**** Supplied material ****

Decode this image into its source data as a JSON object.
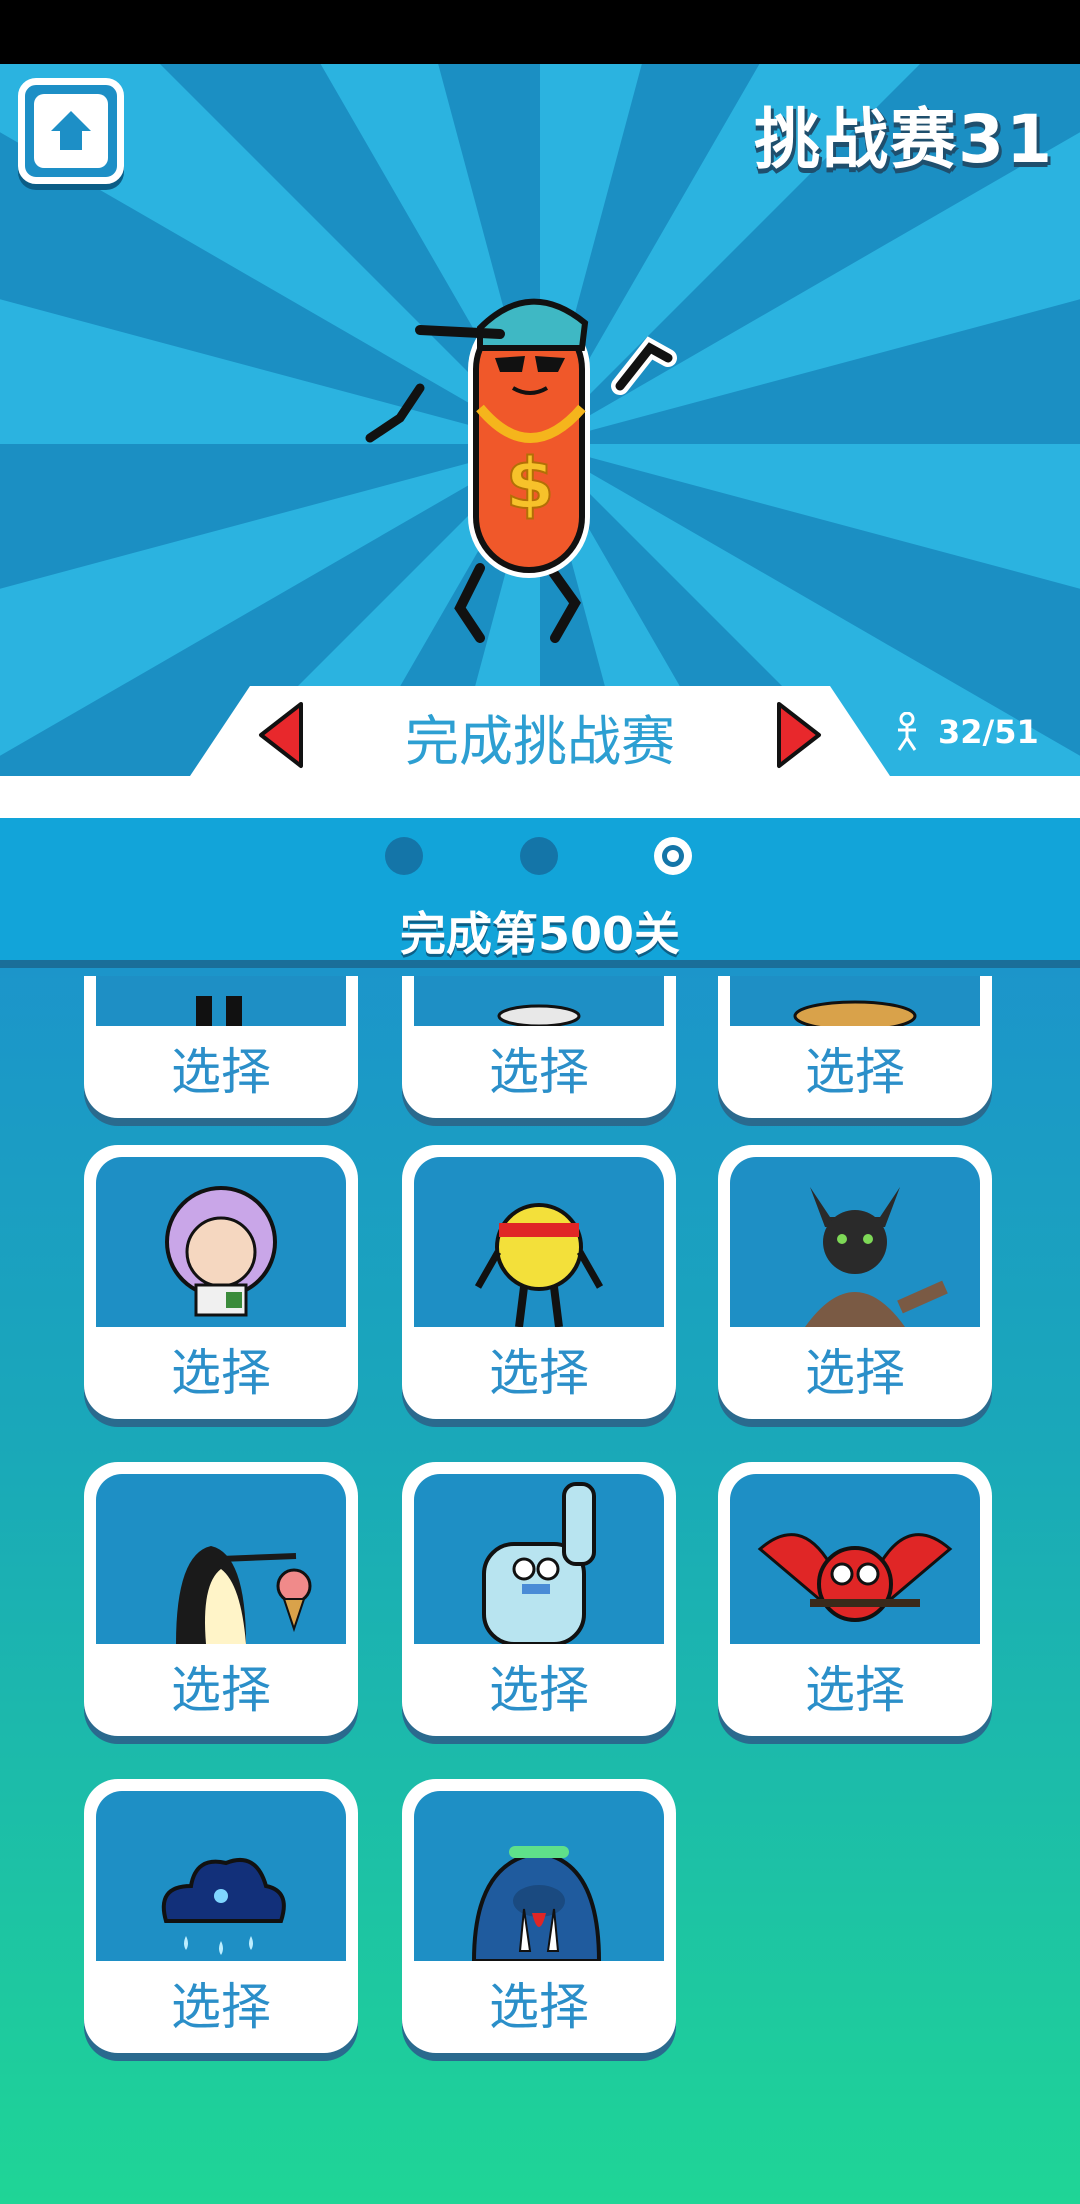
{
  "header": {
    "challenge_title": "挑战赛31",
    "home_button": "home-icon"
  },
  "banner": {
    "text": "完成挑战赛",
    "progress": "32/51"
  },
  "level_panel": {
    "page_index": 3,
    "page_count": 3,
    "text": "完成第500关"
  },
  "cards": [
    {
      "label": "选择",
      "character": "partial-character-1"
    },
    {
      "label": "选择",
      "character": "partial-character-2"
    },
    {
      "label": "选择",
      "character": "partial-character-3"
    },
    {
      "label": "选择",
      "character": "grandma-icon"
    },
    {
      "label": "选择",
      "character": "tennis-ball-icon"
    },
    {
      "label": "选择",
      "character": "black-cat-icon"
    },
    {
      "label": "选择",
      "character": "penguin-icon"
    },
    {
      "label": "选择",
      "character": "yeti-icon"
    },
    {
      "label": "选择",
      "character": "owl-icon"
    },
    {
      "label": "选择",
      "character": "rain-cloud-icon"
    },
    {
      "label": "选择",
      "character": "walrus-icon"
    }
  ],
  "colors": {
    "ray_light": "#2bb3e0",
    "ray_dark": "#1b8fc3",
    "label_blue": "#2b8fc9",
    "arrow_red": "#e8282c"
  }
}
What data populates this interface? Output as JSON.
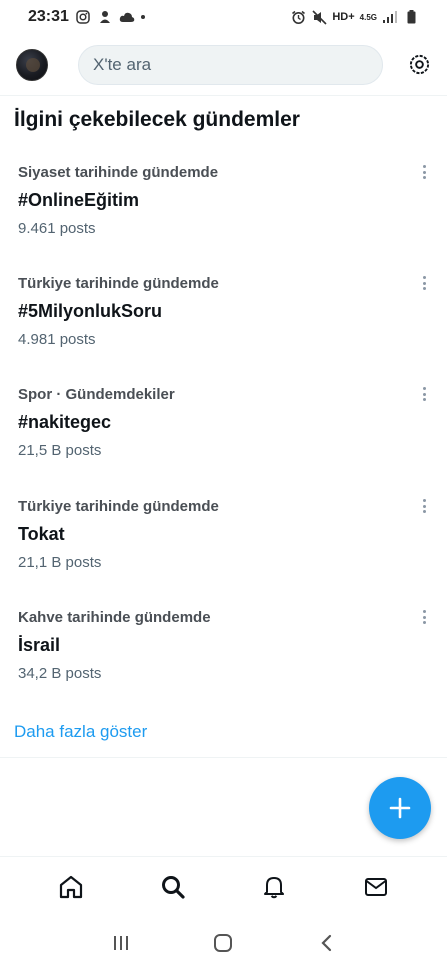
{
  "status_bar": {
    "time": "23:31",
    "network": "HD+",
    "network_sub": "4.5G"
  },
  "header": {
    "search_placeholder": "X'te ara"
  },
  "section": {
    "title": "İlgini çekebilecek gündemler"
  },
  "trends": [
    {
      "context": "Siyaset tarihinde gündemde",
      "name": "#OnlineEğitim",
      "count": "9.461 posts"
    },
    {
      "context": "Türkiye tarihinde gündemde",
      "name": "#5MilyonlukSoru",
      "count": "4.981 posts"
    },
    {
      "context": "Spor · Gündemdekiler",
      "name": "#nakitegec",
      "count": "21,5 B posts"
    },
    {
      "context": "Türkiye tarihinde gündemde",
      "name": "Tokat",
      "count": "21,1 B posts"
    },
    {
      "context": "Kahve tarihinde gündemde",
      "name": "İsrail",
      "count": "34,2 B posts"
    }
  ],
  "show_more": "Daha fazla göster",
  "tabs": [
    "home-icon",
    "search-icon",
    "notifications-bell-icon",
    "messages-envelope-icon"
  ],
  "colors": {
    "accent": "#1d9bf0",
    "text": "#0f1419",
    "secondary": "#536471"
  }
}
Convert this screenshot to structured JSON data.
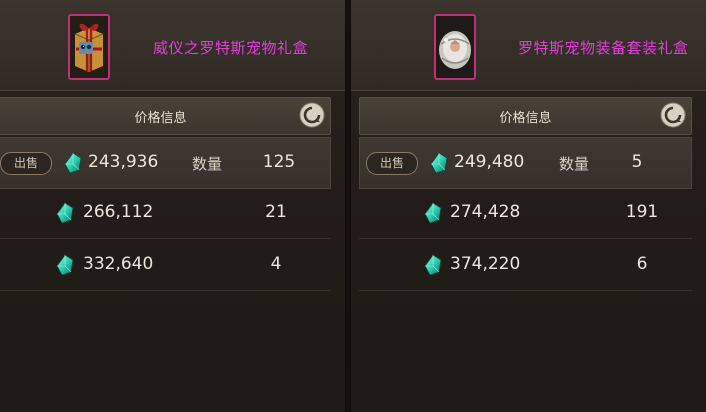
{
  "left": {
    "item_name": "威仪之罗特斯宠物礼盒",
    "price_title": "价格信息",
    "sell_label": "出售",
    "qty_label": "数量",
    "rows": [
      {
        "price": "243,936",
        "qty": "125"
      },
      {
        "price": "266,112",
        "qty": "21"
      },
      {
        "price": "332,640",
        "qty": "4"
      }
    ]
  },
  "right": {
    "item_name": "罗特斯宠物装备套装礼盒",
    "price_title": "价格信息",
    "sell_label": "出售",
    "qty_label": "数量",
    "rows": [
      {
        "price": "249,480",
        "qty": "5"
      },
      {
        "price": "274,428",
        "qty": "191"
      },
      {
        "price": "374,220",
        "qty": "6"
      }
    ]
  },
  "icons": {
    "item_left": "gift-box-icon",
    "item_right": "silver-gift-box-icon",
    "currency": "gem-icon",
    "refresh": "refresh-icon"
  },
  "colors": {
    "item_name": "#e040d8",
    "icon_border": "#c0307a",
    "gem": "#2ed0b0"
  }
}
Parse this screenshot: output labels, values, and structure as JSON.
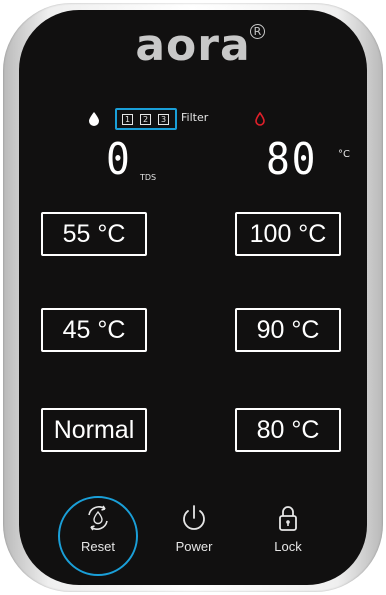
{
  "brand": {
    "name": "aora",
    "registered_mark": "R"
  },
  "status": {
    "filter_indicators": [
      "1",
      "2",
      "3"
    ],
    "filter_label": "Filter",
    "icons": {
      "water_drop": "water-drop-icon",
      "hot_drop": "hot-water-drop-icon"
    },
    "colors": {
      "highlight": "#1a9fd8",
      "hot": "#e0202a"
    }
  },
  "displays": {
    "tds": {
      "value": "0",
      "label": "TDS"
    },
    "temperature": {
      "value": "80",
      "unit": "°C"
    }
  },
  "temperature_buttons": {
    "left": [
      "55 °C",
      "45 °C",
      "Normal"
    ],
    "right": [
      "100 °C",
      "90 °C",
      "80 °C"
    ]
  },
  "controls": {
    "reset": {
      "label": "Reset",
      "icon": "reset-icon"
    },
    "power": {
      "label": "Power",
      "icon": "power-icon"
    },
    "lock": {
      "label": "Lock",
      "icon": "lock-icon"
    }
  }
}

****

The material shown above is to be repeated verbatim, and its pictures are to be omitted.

Decode this image into its source data as a JSON object.
{
  "header": {
    "challenge_title": "挑战赛31",
    "home_button": "home-icon"
  },
  "banner": {
    "text": "完成挑战赛",
    "progress": "32/51"
  },
  "level_panel": {
    "page_index": 3,
    "page_count": 3,
    "text": "完成第500关"
  },
  "cards": [
    {
      "label": "选择",
      "character": "partial-character-1"
    },
    {
      "label": "选择",
      "character": "partial-character-2"
    },
    {
      "label": "选择",
      "character": "partial-character-3"
    },
    {
      "label": "选择",
      "character": "grandma-icon"
    },
    {
      "label": "选择",
      "character": "tennis-ball-icon"
    },
    {
      "label": "选择",
      "character": "black-cat-icon"
    },
    {
      "label": "选择",
      "character": "penguin-icon"
    },
    {
      "label": "选择",
      "character": "yeti-icon"
    },
    {
      "label": "选择",
      "character": "owl-icon"
    },
    {
      "label": "选择",
      "character": "rain-cloud-icon"
    },
    {
      "label": "选择",
      "character": "walrus-icon"
    }
  ],
  "colors": {
    "ray_light": "#2bb3e0",
    "ray_dark": "#1b8fc3",
    "label_blue": "#2b8fc9",
    "arrow_red": "#e8282c"
  }
}
What data populates this interface? Output as JSON.
{
  "status_bar": {
    "time": "23:31",
    "network": "HD+",
    "network_sub": "4.5G"
  },
  "header": {
    "search_placeholder": "X'te ara"
  },
  "section": {
    "title": "İlgini çekebilecek gündemler"
  },
  "trends": [
    {
      "context": "Siyaset tarihinde gündemde",
      "name": "#OnlineEğitim",
      "count": "9.461 posts"
    },
    {
      "context": "Türkiye tarihinde gündemde",
      "name": "#5MilyonlukSoru",
      "count": "4.981 posts"
    },
    {
      "context": "Spor · Gündemdekiler",
      "name": "#nakitegec",
      "count": "21,5 B posts"
    },
    {
      "context": "Türkiye tarihinde gündemde",
      "name": "Tokat",
      "count": "21,1 B posts"
    },
    {
      "context": "Kahve tarihinde gündemde",
      "name": "İsrail",
      "count": "34,2 B posts"
    }
  ],
  "show_more": "Daha fazla göster",
  "tabs": [
    "home-icon",
    "search-icon",
    "notifications-bell-icon",
    "messages-envelope-icon"
  ],
  "colors": {
    "accent": "#1d9bf0",
    "text": "#0f1419",
    "secondary": "#536471"
  }
}
Convert this screenshot to structured JSON data.
{
  "left": {
    "item_name": "威仪之罗特斯宠物礼盒",
    "price_title": "价格信息",
    "sell_label": "出售",
    "qty_label": "数量",
    "rows": [
      {
        "price": "243,936",
        "qty": "125"
      },
      {
        "price": "266,112",
        "qty": "21"
      },
      {
        "price": "332,640",
        "qty": "4"
      }
    ]
  },
  "right": {
    "item_name": "罗特斯宠物装备套装礼盒",
    "price_title": "价格信息",
    "sell_label": "出售",
    "qty_label": "数量",
    "rows": [
      {
        "price": "249,480",
        "qty": "5"
      },
      {
        "price": "274,428",
        "qty": "191"
      },
      {
        "price": "374,220",
        "qty": "6"
      }
    ]
  },
  "icons": {
    "item_left": "gift-box-icon",
    "item_right": "silver-gift-box-icon",
    "currency": "gem-icon",
    "refresh": "refresh-icon"
  },
  "colors": {
    "item_name": "#e040d8",
    "icon_border": "#c0307a",
    "gem": "#2ed0b0"
  }
}
Parse this screenshot: output labels, values, and structure as JSON.
{
  "brand": {
    "name": "aora",
    "registered_mark": "R"
  },
  "status": {
    "filter_indicators": [
      "1",
      "2",
      "3"
    ],
    "filter_label": "Filter",
    "icons": {
      "water_drop": "water-drop-icon",
      "hot_drop": "hot-water-drop-icon"
    },
    "colors": {
      "highlight": "#1a9fd8",
      "hot": "#e0202a"
    }
  },
  "displays": {
    "tds": {
      "value": "0",
      "label": "TDS"
    },
    "temperature": {
      "value": "80",
      "unit": "°C"
    }
  },
  "temperature_buttons": {
    "left": [
      "55 °C",
      "45 °C",
      "Normal"
    ],
    "right": [
      "100 °C",
      "90 °C",
      "80 °C"
    ]
  },
  "controls": {
    "reset": {
      "label": "Reset",
      "icon": "reset-icon"
    },
    "power": {
      "label": "Power",
      "icon": "power-icon"
    },
    "lock": {
      "label": "Lock",
      "icon": "lock-icon"
    }
  }
}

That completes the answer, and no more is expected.